Further partial results from Iraq's landmark election show Shia parties strengthening their lead.
Iraqi election officials have had more than 100 complaints
The Shia United Iraqi Alliance list so far has more than twice the votes of the second-placed Kurdish alliance.
The Shia alliance has even taken a surprise lead in the province of Salaheddin, which includes the majority Sunni cities of Samarra and Tikrit.
Meanwhile, officials have confirmed irregularities in Mosul, saying more than 15,000 people were denied a vote.
Commission official Izzedine al-Mahmoudi said some people in the northern city and surrounding province were unable to cast ballots because voting materials ran out and election staff failed to turn up.

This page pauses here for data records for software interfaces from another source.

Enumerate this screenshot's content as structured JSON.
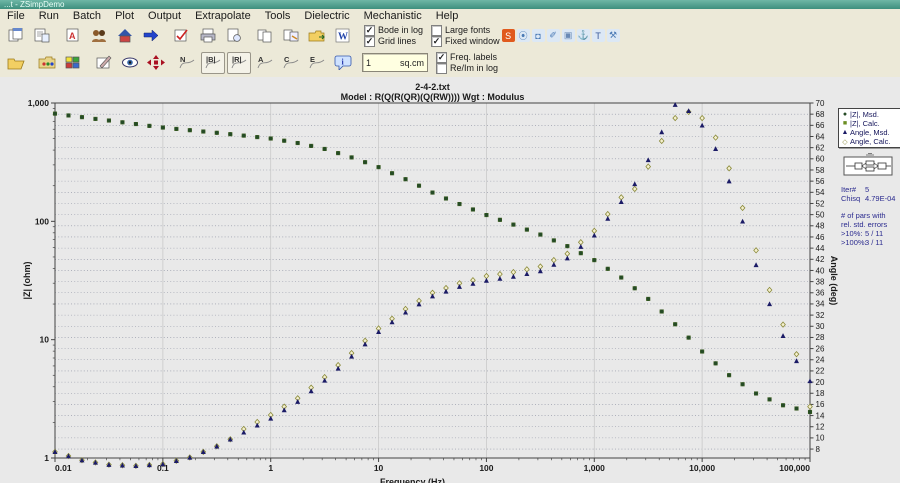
{
  "window": {
    "title": "...t - ZSimpDemo"
  },
  "menu": [
    "File",
    "Run",
    "Batch",
    "Plot",
    "Output",
    "Extrapolate",
    "Tools",
    "Dielectric",
    "Mechanistic",
    "Help"
  ],
  "toolbar1_icons": [
    "sheets-icon",
    "sheets2-icon",
    "textfile-icon",
    "people-icon",
    "home-icon",
    "arrow-right-icon",
    "edit-check-icon",
    "print-icon",
    "print-preview-icon",
    "copy-pages-icon",
    "copy-export-icon",
    "folder-export-icon",
    "word-icon"
  ],
  "toolbar2_icons": [
    "open-folder-icon",
    "folder-palette-icon",
    "tiles-icon",
    "sign-icon",
    "eye-icon",
    "move-icon"
  ],
  "plot_buttons": [
    {
      "label": "N",
      "active": false
    },
    {
      "label": "|B|",
      "active": true
    },
    {
      "label": "|R|",
      "active": true
    },
    {
      "label": "A",
      "active": false
    },
    {
      "label": "C",
      "active": false
    },
    {
      "label": "E",
      "active": false
    }
  ],
  "info_button": {
    "label": "i"
  },
  "checkboxes": {
    "row1col1": [
      {
        "label": "Bode in log",
        "checked": true
      },
      {
        "label": "Grid lines",
        "checked": true
      }
    ],
    "row1col2": [
      {
        "label": "Large fonts",
        "checked": false
      },
      {
        "label": "Fixed window",
        "checked": true
      }
    ],
    "row2": [
      {
        "label": "Freq. labels",
        "checked": true
      },
      {
        "label": "Re/Im in log",
        "checked": false
      }
    ]
  },
  "unit_field": {
    "value": "1",
    "unit": "sq.cm"
  },
  "plugin_icons": [
    "s-logo",
    "pin-icon",
    "moon-icon",
    "pen-icon",
    "screen-icon",
    "anchor-icon",
    "shirt-icon",
    "wrench-icon"
  ],
  "legend": [
    {
      "marker": "dot",
      "color": "#254b25",
      "label": "|Z|,  Msd."
    },
    {
      "marker": "square",
      "color": "#6b8e23",
      "label": "|Z|,  Calc."
    },
    {
      "marker": "triangle",
      "color": "#1b1b66",
      "label": "Angle,  Msd."
    },
    {
      "marker": "diamond",
      "color": "#8a8a3a",
      "label": "Angle,  Calc."
    }
  ],
  "stats": {
    "rows1": [
      [
        "Iter#",
        "5"
      ],
      [
        "Chisq",
        "4.79E-04"
      ]
    ],
    "note": [
      "# of pars with",
      "rel. std. errors"
    ],
    "rows2": [
      [
        ">10%:",
        "5 / 11"
      ],
      [
        ">100%:",
        "3 / 11"
      ]
    ]
  },
  "chart_data": {
    "type": "scatter",
    "title": "2-4-2.txt",
    "subtitle": "Model : R(Q(R(QR)(Q(RW))))     Wgt : Modulus",
    "xlabel": "Frequency  (Hz)",
    "ylabel_left": "|Z|  (ohm)",
    "ylabel_right": "Angle  (deg)",
    "x_axis": {
      "scale": "log",
      "min": 0.01,
      "max": 100000,
      "tick_labels": [
        "0.01",
        "0.1",
        "1",
        "10",
        "100",
        "1,000",
        "10,000",
        "100,000"
      ]
    },
    "y_left_axis": {
      "scale": "log",
      "min": 1,
      "max": 1000,
      "tick_labels": [
        "1,000",
        "100",
        "10",
        "1"
      ]
    },
    "y_right_axis": {
      "min": 6.4,
      "max": 70,
      "tick_max": 70,
      "tick_min": 8,
      "tick_step": 2
    },
    "grid": true,
    "legend_position": "outside-right",
    "log_f_start": -2,
    "log_f_step": 0.125,
    "n_points": 57,
    "series": [
      {
        "name": "|Z|, Msd.",
        "axis": "left",
        "marker": "dot",
        "color": "#254b25",
        "values": [
          813,
          785,
          759,
          734,
          711,
          687,
          664,
          641,
          620,
          604,
          589,
          574,
          560,
          545,
          530,
          515,
          501,
          480,
          459,
          434,
          409,
          377,
          347,
          316,
          287,
          255,
          227,
          200,
          175,
          156,
          140,
          126,
          113,
          103,
          93.8,
          85.1,
          77.3,
          69.0,
          61.7,
          53.8,
          47.0,
          39.7,
          33.5,
          27.2,
          22.1,
          17.3,
          13.5,
          10.4,
          7.94,
          6.31,
          5.01,
          4.2,
          3.51,
          3.13,
          2.79,
          2.62,
          2.45
        ]
      },
      {
        "name": "|Z|, Calc.",
        "axis": "left",
        "marker": "square",
        "color": "#9fbf5f",
        "values": [
          813,
          785,
          759,
          734,
          711,
          687,
          664,
          641,
          620,
          604,
          589,
          574,
          560,
          545,
          530,
          515,
          501,
          480,
          459,
          434,
          409,
          377,
          347,
          316,
          287,
          255,
          227,
          200,
          175,
          156,
          140,
          126,
          113,
          103,
          93.8,
          85.1,
          77.3,
          69.0,
          61.7,
          53.8,
          47.0,
          39.7,
          33.5,
          27.2,
          22.1,
          17.3,
          13.5,
          10.4,
          7.94,
          6.31,
          5.01,
          4.2,
          3.51,
          3.13,
          2.79,
          2.62,
          2.45
        ]
      },
      {
        "name": "Angle, Msd.",
        "axis": "right",
        "marker": "triangle",
        "color": "#1b1b66",
        "values": [
          7.5,
          6.75,
          6.0,
          5.6,
          5.2,
          5.1,
          5.0,
          5.15,
          5.3,
          5.9,
          6.5,
          7.5,
          8.5,
          9.75,
          11.0,
          12.25,
          13.5,
          15.0,
          16.5,
          18.4,
          20.3,
          22.45,
          24.6,
          26.8,
          29.0,
          30.75,
          32.5,
          33.95,
          35.4,
          36.25,
          37.1,
          37.65,
          38.2,
          38.55,
          38.9,
          39.4,
          39.9,
          41.05,
          42.2,
          44.25,
          46.3,
          49.3,
          52.3,
          55.5,
          59.8,
          64.8,
          69.7,
          68.6,
          66.0,
          61.8,
          56.0,
          48.8,
          41.0,
          34.0,
          28.3,
          23.8,
          20.2
        ]
      },
      {
        "name": "Angle, Calc.",
        "axis": "right",
        "marker": "diamond",
        "color": "#8a8a3a",
        "values": [
          7.5,
          6.75,
          6.0,
          5.6,
          5.2,
          5.1,
          5.0,
          5.15,
          5.3,
          5.9,
          6.5,
          7.5,
          8.5,
          9.75,
          11.6,
          12.85,
          14.1,
          15.6,
          17.1,
          19.0,
          20.9,
          23.05,
          25.2,
          27.4,
          29.6,
          31.35,
          33.1,
          34.55,
          36.0,
          36.85,
          37.7,
          38.25,
          39.0,
          39.35,
          39.7,
          40.2,
          40.7,
          41.85,
          43.0,
          45.05,
          47.1,
          50.1,
          53.1,
          54.6,
          58.6,
          63.2,
          67.3,
          68.4,
          67.3,
          63.8,
          58.3,
          51.2,
          43.6,
          36.5,
          30.3,
          25.0,
          15.6
        ]
      }
    ]
  }
}
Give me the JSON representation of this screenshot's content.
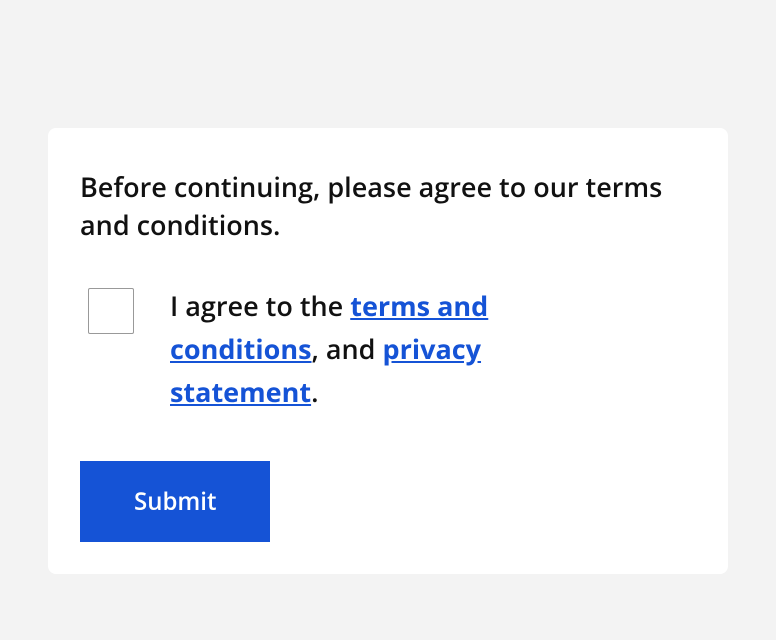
{
  "intro": "Before continuing, please agree to our terms and conditions.",
  "checkbox": {
    "prefix": "I agree to the ",
    "terms_link": "terms and conditions",
    "separator": ", and ",
    "privacy_link": "privacy statement",
    "suffix": "."
  },
  "submit_label": "Submit"
}
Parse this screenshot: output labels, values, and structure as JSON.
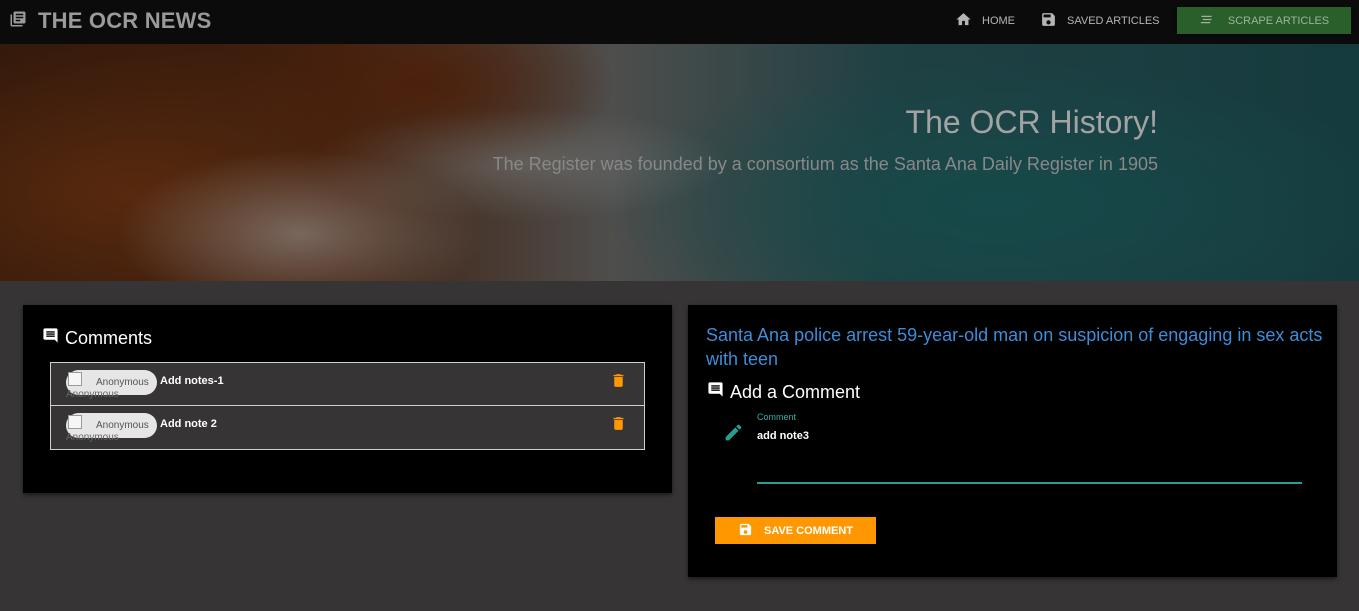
{
  "nav": {
    "brand": "THE OCR NEWS",
    "brand_icon": "newspaper-icon",
    "home": "HOME",
    "home_icon": "home-icon",
    "saved": "SAVED ARTICLES",
    "saved_icon": "floppy-disk-icon",
    "scrape": "SCRAPE ARTICLES",
    "scrape_icon": "list-lines-icon",
    "scrape_color": "#2a5e2a"
  },
  "hero": {
    "title": "The OCR History!",
    "subtitle": "The Register was founded by a consortium as the Santa Ana Daily Register in 1905"
  },
  "comments": {
    "title": "Comments",
    "title_icon": "comment-icon",
    "items": [
      {
        "avatar_label": "Anonymous",
        "avatar_alt": "Anonymous",
        "text": "Add notes-1",
        "delete_icon": "trash-icon"
      },
      {
        "avatar_label": "Anonymous",
        "avatar_alt": "Anonymous",
        "text": "Add note 2",
        "delete_icon": "trash-icon"
      }
    ],
    "delete_color": "#ff9800"
  },
  "article": {
    "headline": "Santa Ana police arrest 59-year-old man on suspicion of engaging in sex acts with teen",
    "headline_color": "#3a8edb"
  },
  "add_comment": {
    "title": "Add a Comment",
    "title_icon": "comment-icon",
    "field_icon": "pencil-icon",
    "field_label": "Comment",
    "field_value": "add note3",
    "accent_color": "#2a9d92",
    "save_label": "SAVE COMMENT",
    "save_icon": "floppy-disk-icon",
    "save_color": "#ff9800"
  }
}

Some polling stations were also raided by gunmen, he said.
The electoral commission says it has received more than 100 complaints of irregularities, and has formed an independent team of three lawyers to investigate.
The election commission announced partial results from 13 of the country's 18 provinces on Monday.
They showed that the United Iraqi Alliance had about 2.3 million votes, with a coalition of Iraq's two main Kurdish parties winning around 1.1 million.
Results due in several days
Early March: PM appointed
Late March: Government formed
15 August: Draft constitution (six-month extension possible)
15 October: Possible referendum on constitution
By 15 December: Elections for government
The secular bloc led by interim Prime Minister Iyad Allawi had about 620,000.
The commission said the results might not reflect the final picture.
Most of the results come from the Kurdish-ruled northern provinces or the southern, mainly Shia areas.
Many Sunni areas still have not reported results, but partial figures from Salaheddin suggested many Sunnis boycotted the poll, as urged by their leaders.
The United Iraqi Alliance is leading in Salaheddin with 27,645 votes.
The Kurdish Alliance had 18,791 votes, with the party headed by Iraq's Sunni President, Ghazi Yawer, third on 15,832.
Despite the expected victory by the Shia alliance, US Vice-President Dick Cheney has brushed aside concerns that Iraq would become an Iranian-styled theocracy.
"They will do it in accordance with their culture and their history and their beliefs, and whatever role they decide they want to have for religion in their society. And that's as it should be," he said on Sunday.